|Higher abundance of Propionibacteriales, Propionibacteriaceae, Cutibacterium, Tannerellaceae, Parabacteroides and Lactococcus||Higher abundance of Prevotella_2, Prevotella_9, Isobaculum, Clostridia, Clostridiales, Lachnospiraceae, Hungatella, Lachnoclostridium, Ruminococcaceae, Flavonifractor, Erysipelatoclostridium, Acidaminococcaceae, Phascolarctobacterium, Megamonas, Betaproteobacteriales, Burkholderiaceae, and Sutterella|
Beneficial health effects of Cutibacterium, Parabacteroides, and Lactococcus found in higher abundance in gut microbiome of infants with high maternal fruit and vegetable consumption are demonstrated in the literature, mainly on infant immunity.
- A specie of Parabacteroides, P. distasonis, can improve human bowel health and is negatively associated with celiac disease.
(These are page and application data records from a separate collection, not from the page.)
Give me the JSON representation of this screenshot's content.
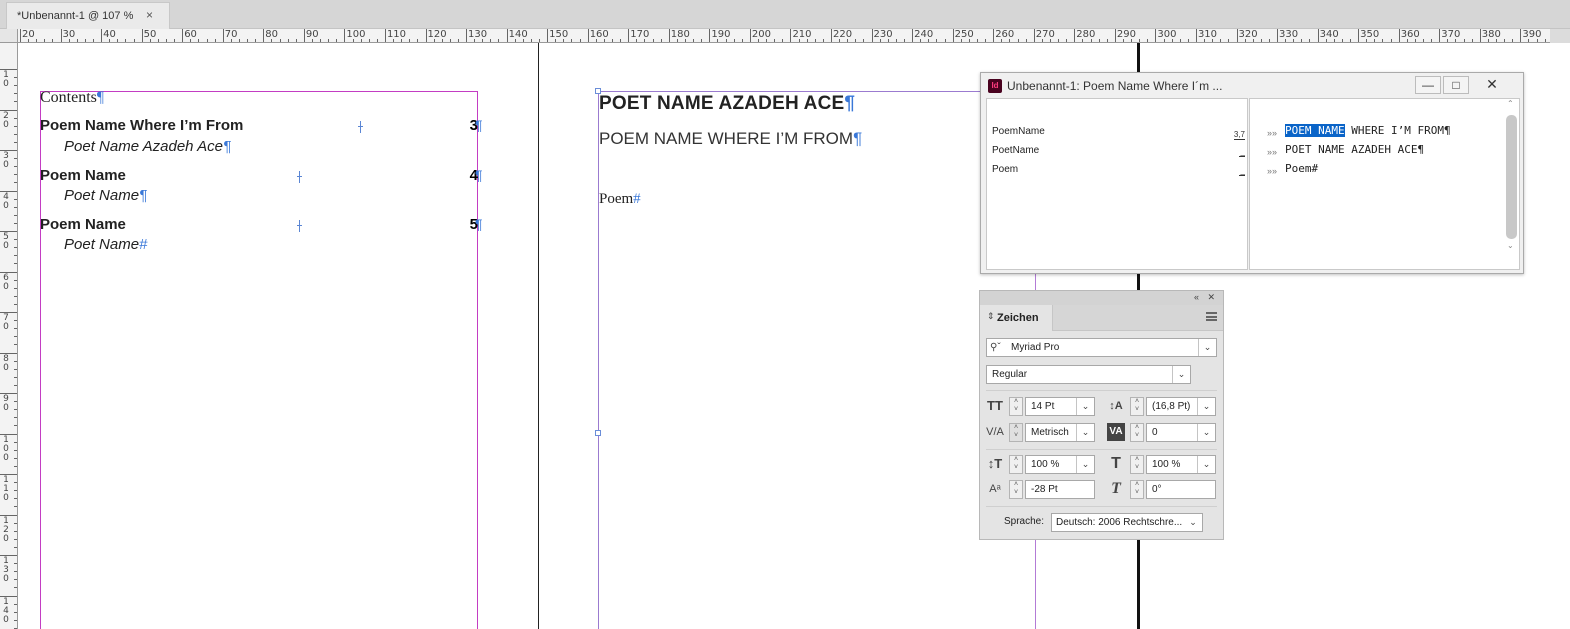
{
  "tab": {
    "title": "*Unbenannt-1 @ 107 %",
    "close": "×"
  },
  "ruler": {
    "h_labels": [
      "20",
      "30",
      "40",
      "50",
      "60",
      "70",
      "80",
      "90",
      "100",
      "110",
      "120",
      "130",
      "140",
      "150",
      "160",
      "170",
      "180",
      "190",
      "200",
      "210",
      "220",
      "230",
      "240",
      "250",
      "260",
      "270",
      "280",
      "290",
      "300",
      "310",
      "320",
      "330",
      "340",
      "350",
      "360",
      "370",
      "380",
      "390"
    ],
    "v_labels": [
      "10",
      "20",
      "30",
      "40",
      "50",
      "60",
      "70",
      "80",
      "90",
      "100",
      "110",
      "120",
      "130",
      "140"
    ]
  },
  "left_page": {
    "heading": "Contents",
    "entries": [
      {
        "title": "Poem Name Where I’m From",
        "poet": "Poet Name Azadeh Ace",
        "page": "3"
      },
      {
        "title": "Poem Name",
        "poet": "Poet Name",
        "page": "4"
      },
      {
        "title": "Poem Name",
        "poet": "Poet Name",
        "page": "5"
      }
    ]
  },
  "right_page": {
    "poet_heading": "POET NAME AZADEH ACE",
    "poem_heading": "POEM NAME WHERE I’M FROM",
    "body": "Poem"
  },
  "marks": {
    "pilcrow": "¶",
    "end": "#"
  },
  "story_editor": {
    "title": "Unbenannt-1: Poem Name Where I´m ...",
    "app_icon": "Id",
    "buttons": {
      "minimize": "—",
      "maximize": "□",
      "close": "✕"
    },
    "styles": [
      {
        "name": "PoemName",
        "depth": "3,7"
      },
      {
        "name": "PoetName",
        "depth": "_"
      },
      {
        "name": "Poem",
        "depth": "_"
      }
    ],
    "lines": [
      {
        "selected": "POEM NAME",
        "rest": " WHERE I’M FROM¶"
      },
      {
        "selected": "",
        "rest": "POET NAME AZADEH ACE¶"
      },
      {
        "selected": "",
        "rest": "Poem#"
      }
    ],
    "line_marker": "»»"
  },
  "character_panel": {
    "tab_label": "Zeichen",
    "font_family": "Myriad Pro",
    "font_style": "Regular",
    "font_size": "14 Pt",
    "leading": "(16,8 Pt)",
    "kerning": "Metrisch",
    "tracking": "0",
    "vertical_scale": "100 %",
    "horizontal_scale": "100 %",
    "baseline_shift": "-28 Pt",
    "skew": "0°",
    "language_label": "Sprache:",
    "language": "Deutsch: 2006 Rechtschre..."
  }
}
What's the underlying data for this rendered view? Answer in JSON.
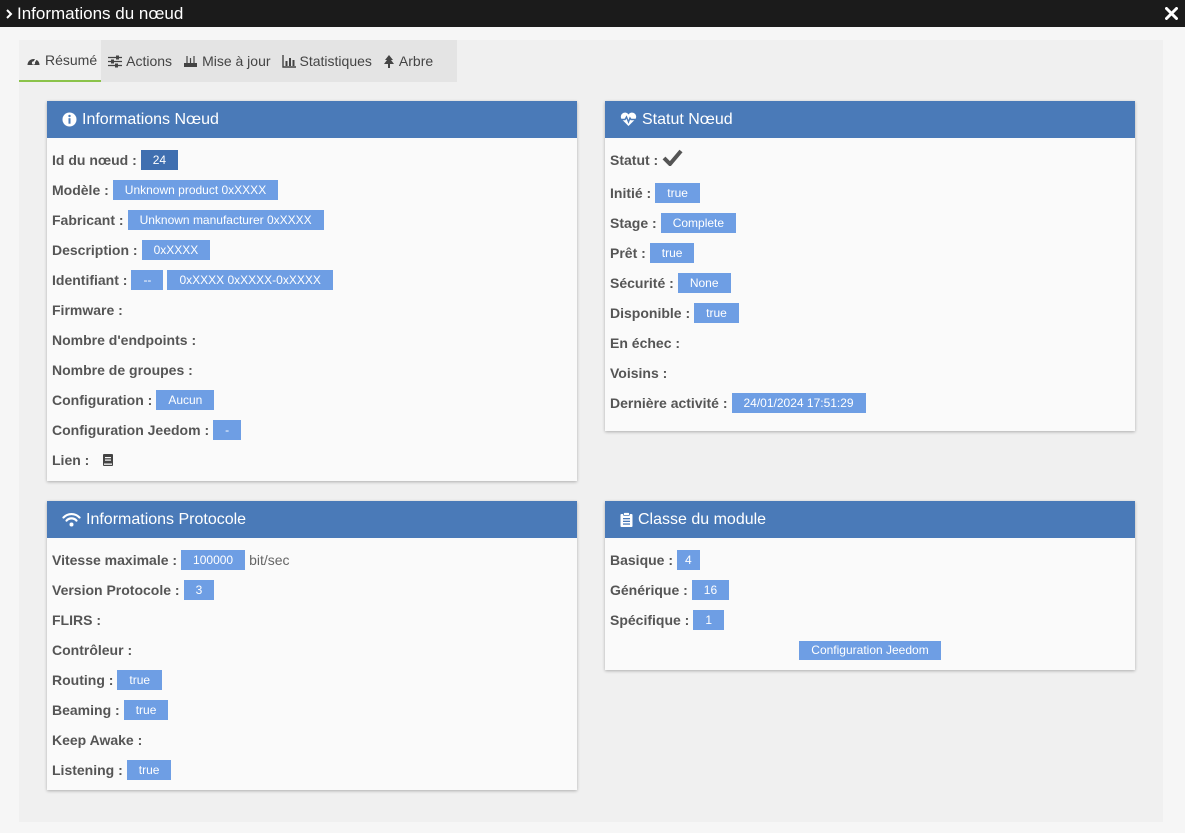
{
  "window": {
    "title": "Informations du nœud"
  },
  "tabs": [
    {
      "label": "Résumé"
    },
    {
      "label": "Actions"
    },
    {
      "label": "Mise à jour"
    },
    {
      "label": "Statistiques"
    },
    {
      "label": "Arbre"
    }
  ],
  "colors": {
    "panel_header": "#4a7ab8",
    "badge": "#6e9ee4",
    "active_tab_border": "#8bc34a",
    "titlebar": "#1b1b1b"
  },
  "node_info": {
    "title": "Informations Nœud",
    "id": {
      "label": "Id du nœud :",
      "value": "24"
    },
    "model": {
      "label": "Modèle :",
      "value": "Unknown product 0xXXXX"
    },
    "manufacturer": {
      "label": "Fabricant :",
      "value": "Unknown manufacturer 0xXXXX"
    },
    "description": {
      "label": "Description :",
      "value": "0xXXXX"
    },
    "identifier": {
      "label": "Identifiant :",
      "value1": "--",
      "value2": "0xXXXX 0xXXXX-0xXXXX"
    },
    "firmware": {
      "label": "Firmware :"
    },
    "endpoints": {
      "label": "Nombre d'endpoints :"
    },
    "groups": {
      "label": "Nombre de groupes :"
    },
    "configuration": {
      "label": "Configuration :",
      "value": "Aucun"
    },
    "jeedom_config": {
      "label": "Configuration Jeedom :",
      "value": "-"
    },
    "link": {
      "label": "Lien :",
      "icon": "book-icon"
    }
  },
  "node_status": {
    "title": "Statut Nœud",
    "status": {
      "label": "Statut :",
      "icon": "check-icon"
    },
    "initiated": {
      "label": "Initié :",
      "value": "true"
    },
    "stage": {
      "label": "Stage :",
      "value": "Complete"
    },
    "ready": {
      "label": "Prêt :",
      "value": "true"
    },
    "security": {
      "label": "Sécurité :",
      "value": "None"
    },
    "available": {
      "label": "Disponible :",
      "value": "true"
    },
    "failed": {
      "label": "En échec :"
    },
    "neighbors": {
      "label": "Voisins :"
    },
    "last_activity": {
      "label": "Dernière activité :",
      "value": "24/01/2024 17:51:29"
    }
  },
  "protocol_info": {
    "title": "Informations Protocole",
    "max_speed": {
      "label": "Vitesse maximale :",
      "value": "100000",
      "unit": "bit/sec"
    },
    "version": {
      "label": "Version Protocole :",
      "value": "3"
    },
    "flirs": {
      "label": "FLIRS :"
    },
    "controller": {
      "label": "Contrôleur :"
    },
    "routing": {
      "label": "Routing :",
      "value": "true"
    },
    "beaming": {
      "label": "Beaming :",
      "value": "true"
    },
    "keep_awake": {
      "label": "Keep Awake :"
    },
    "listening": {
      "label": "Listening :",
      "value": "true"
    }
  },
  "module_class": {
    "title": "Classe du module",
    "basic": {
      "label": "Basique :",
      "value": "4"
    },
    "generic": {
      "label": "Générique :",
      "value": "16"
    },
    "specific": {
      "label": "Spécifique :",
      "value": "1"
    },
    "button_label": "Configuration Jeedom"
  }
}
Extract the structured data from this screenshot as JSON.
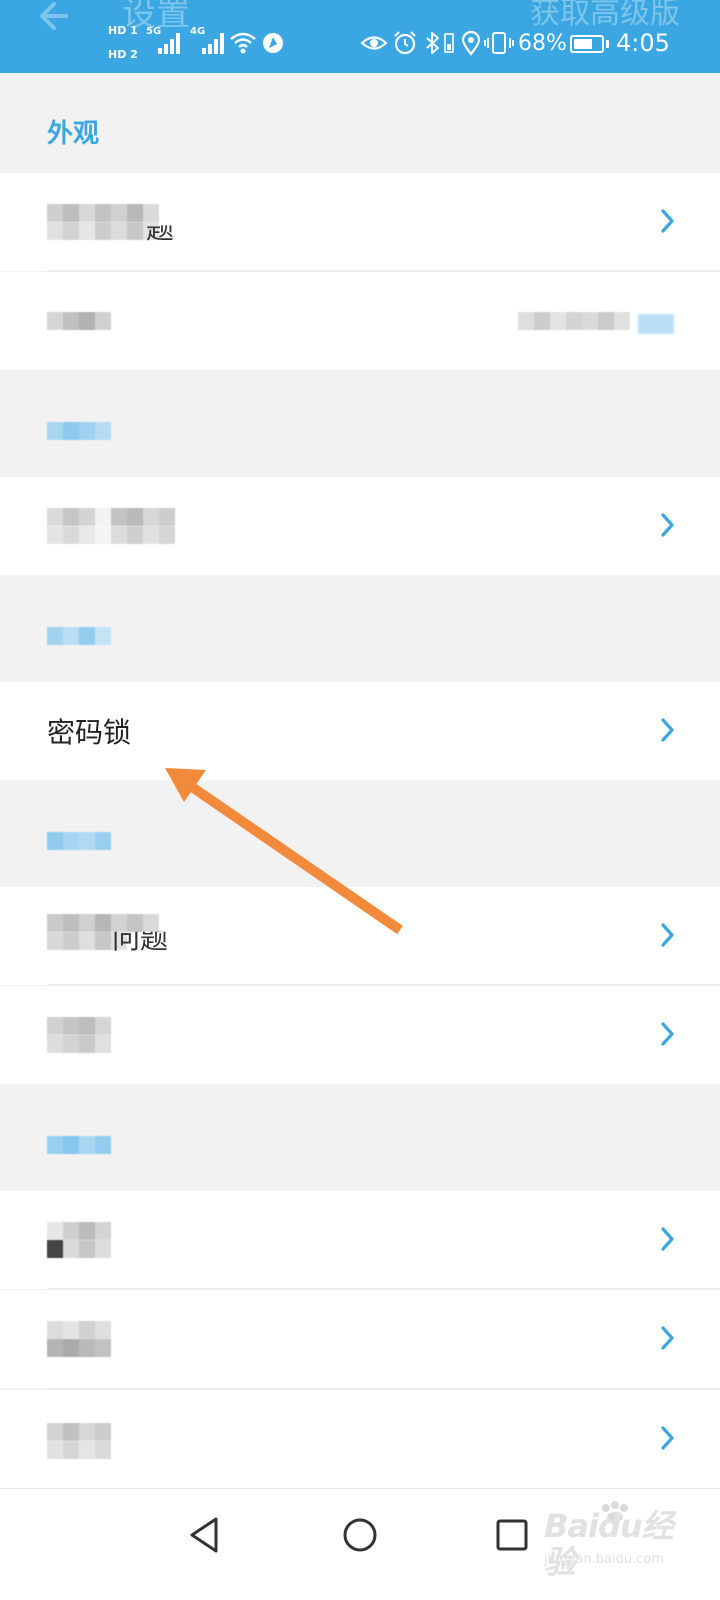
{
  "app_bar": {
    "back_icon": "back-arrow-icon",
    "title": "设置",
    "pro_label": "获取高级版"
  },
  "status_bar": {
    "hd1": "HD 1",
    "hd2": "HD 2",
    "net1": "5G",
    "net2": "4G",
    "battery_percent": "68%",
    "battery_level": 0.68,
    "time": "4:05",
    "icons": [
      "eye-icon",
      "alarm-icon",
      "bluetooth-icon",
      "location-icon",
      "vibrate-icon"
    ]
  },
  "colors": {
    "accent": "#3aa6e2",
    "annotation_arrow": "#f28a3c",
    "background": "#f2f2f2"
  },
  "sections": {
    "appearance": {
      "header": "外观",
      "row1_suffix": "题",
      "row1_chevron": "chevron-right-icon"
    },
    "lock": {
      "password_lock_label": "密码锁"
    },
    "feedback": {
      "row1_suffix": "问题"
    }
  },
  "nav_bar": {
    "back": "nav-back-icon",
    "home": "nav-home-icon",
    "recents": "nav-recents-icon"
  },
  "watermark": {
    "brand": "Baidu经验",
    "url": "jingyan.baidu.com"
  }
}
An experiment on mice showed that it can also reduce weight gain, hyperglycemia, and liver steatosis whereas another experiment found a significant reduction of the severity of intestinal inflammation of acute and chronic colitis (Sánchez, 2010; Wang, 2019).
- Lactococcus lactis, a specie of Lactococcus, activates innate immunity and protects from infection (Beck, 2015; Kim, 2013). Some Lactobacilli can moreover produce short-chain fatty acids with can modulate gut immune response and thus shape the pulmonary immune environment and influence the severity of allergy inflammation (Du, 2020; Furusawa, 2013; Arpaia, 2013).
Higher maternal intake of fructose, dietary fiber, folic acid, and ascorbic acid are negatively associated with the abundance of unhealthy infant gut microbiome
According to this study, maternal dietary intake high or low in specific macro- and micro-nutrients are associated with the abundance of infant gut microbiome (Table 2).
Results show that higher maternal intake of fructose, dietary fiber, folic acid, and ascorbic acid are negatively associated with unhealthy infant gut microbiomes such as Erysipelatoclostridium, Betaproteobacteria and Lachnospiraceae.
|Maternal dietary intake||Infant gut microbiome|
|Fructose||Low abundance of Erysipelatoclostridium|
|Glucose||An increased abundance of Isobaculum|
|Dietary fiber||A lower count of Lachnospiraceae|
|Folic acid||A lower abundance of Betaproteobacteria|
|Ascorbic acid||A higher abundance of Staphylococcus|
|Magnesium||Lower abundance of Clostridia, Clostridiales and Lachnospiraceae|
Based on: Fan HY, et al. Maternal Vegetable and Fruit Consumption during Pregnancy and Its Effects on Infant Gut Microbiome. Nutrients. 2021 May 5;13(5):1559.
- Pregnant women from Taipei Mother-Infant Nutrition Cohort who completed a 3-day dietary record and received postpartum follow-up were enrolled in the pilot study (n=39).
- The 16S rRNA gene sequence was used to characterize the infant gut microbiome at 2 months.
- The mean cups of fruits and vegetables were estimated as follows: five cups of fruits and vegetables (the minimum recommended), multiplied by 20% (derived from the average 4.9 g/day divided by the recommended 25g/day of dietary fiber).
- The high or low consumption of vegetables and fruit was determined based on more than one cup of fruits and more than one cup of vegetables per day.
- A diet high in fruit and vegetables during pregnancy may alter the infant gut microbiome.
- A higher intake of nutrients present in fruit and vegetables (fructose, dietary fiber, folic acid, and ascorbic acid) is negatively associated with the abundance of unhealthy gut microbiomes (Erysipelatoclostridium, Betaproteobacteria and Lachnospiraceae).
- Strategies involving increased maternal intake of fruit and vegetable during pregnancy should be employed for modifying the gut microbiome early in life.